  • I also made my own sprinkles. It was fun? But store bought ones are just fine, and probably won’t start disintegrating into the frosting 5 hours after you make it.
  • According to  Molly, this cake is not to be made at any other time of year than Valentine’s Day, but I can’t say that I’ll abide by that rule. It’s too good to wait a full year before making it again!
  • I added a thin layer of blackberry jam between my layers (in addition to the frosting).
  • The “frosting” on this cake is actually just whipped cream. It balances the cake out perfectly. Make sure you whip your cream thoroughly enough that it is structurally sound. Also, this means you can’t just leave this cake sitting out for long periods of time, lest your dairy spoil (ew) and whipped cream start to melt/un-whip itself (double ew).

cake 5-

Almond Cake

recipe, adapted slightly,  from My Name Is Yeh

for the cake:
1/2 cup all-purpose flour
1 tsp baking powder
8 oz almond paste
6 eggs, separated
1 tsp vanilla
1/2 tsp almond extract
pinch of salt
1/2 c sugar

for the “frosting”:
1 1/2 cups whipping cream
1/2 cup powdered sugar
1/2 tsp almond extract
1/2 tsp vanilla extract
a few drops of food coloring, if you want to color your frosting (totally optional)

plus anything you want to use to decorate your cake!
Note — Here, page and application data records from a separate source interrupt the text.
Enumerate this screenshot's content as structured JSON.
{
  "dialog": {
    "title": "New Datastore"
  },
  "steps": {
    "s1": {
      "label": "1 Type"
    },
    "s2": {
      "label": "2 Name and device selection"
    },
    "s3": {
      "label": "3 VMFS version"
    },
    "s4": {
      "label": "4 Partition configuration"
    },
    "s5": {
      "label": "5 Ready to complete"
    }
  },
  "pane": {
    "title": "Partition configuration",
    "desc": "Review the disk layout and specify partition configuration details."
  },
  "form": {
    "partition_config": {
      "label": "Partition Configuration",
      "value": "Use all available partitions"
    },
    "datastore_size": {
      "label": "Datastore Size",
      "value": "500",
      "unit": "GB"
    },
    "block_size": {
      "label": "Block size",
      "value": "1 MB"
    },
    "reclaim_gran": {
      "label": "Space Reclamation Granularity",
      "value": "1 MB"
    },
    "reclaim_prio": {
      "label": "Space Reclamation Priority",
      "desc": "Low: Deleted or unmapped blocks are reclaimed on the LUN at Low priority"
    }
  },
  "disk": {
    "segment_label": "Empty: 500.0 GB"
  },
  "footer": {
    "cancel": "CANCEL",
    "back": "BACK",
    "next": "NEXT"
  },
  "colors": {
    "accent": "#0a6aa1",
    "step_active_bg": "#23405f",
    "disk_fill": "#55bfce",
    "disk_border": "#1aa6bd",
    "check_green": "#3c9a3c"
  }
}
I used homemade sprinkles, edible glitter, and chocolate hearts.

Directions:

  1. Preheat oven to 350F. Prepare your cake pans and set aside.
  2. Combine flour and baking powder in a small bowl and set aside.
  3. Beat almond paste and egg yolks until well blended, mix in vanilla and almond extract, and set aside.
  4. In a separate large bowl, beat the egg whites and salt until soft peaks form. Beat in sugar one tablespoon at a time and continue beating until stiff peaks form.
  5. Gently fold the whites into the yolk mixture and then gradually fold in the flour mixture. pour batter into prepared pans and bake for about 30 minutes, until a tooth pick comes out clean.
  6. Let cool completely. Sticking them in the freezer helps, and makes them easier to level and frost.
  7. For the frosting, whip up the whipping cream and add the extracts and food coloring.
  8. Level your cake layers (so you don’t end up with a leaning cake…unless you totally dig that kind of thing, and then more power to ya).
  9. Frost and decorate your cake!

chocolate heart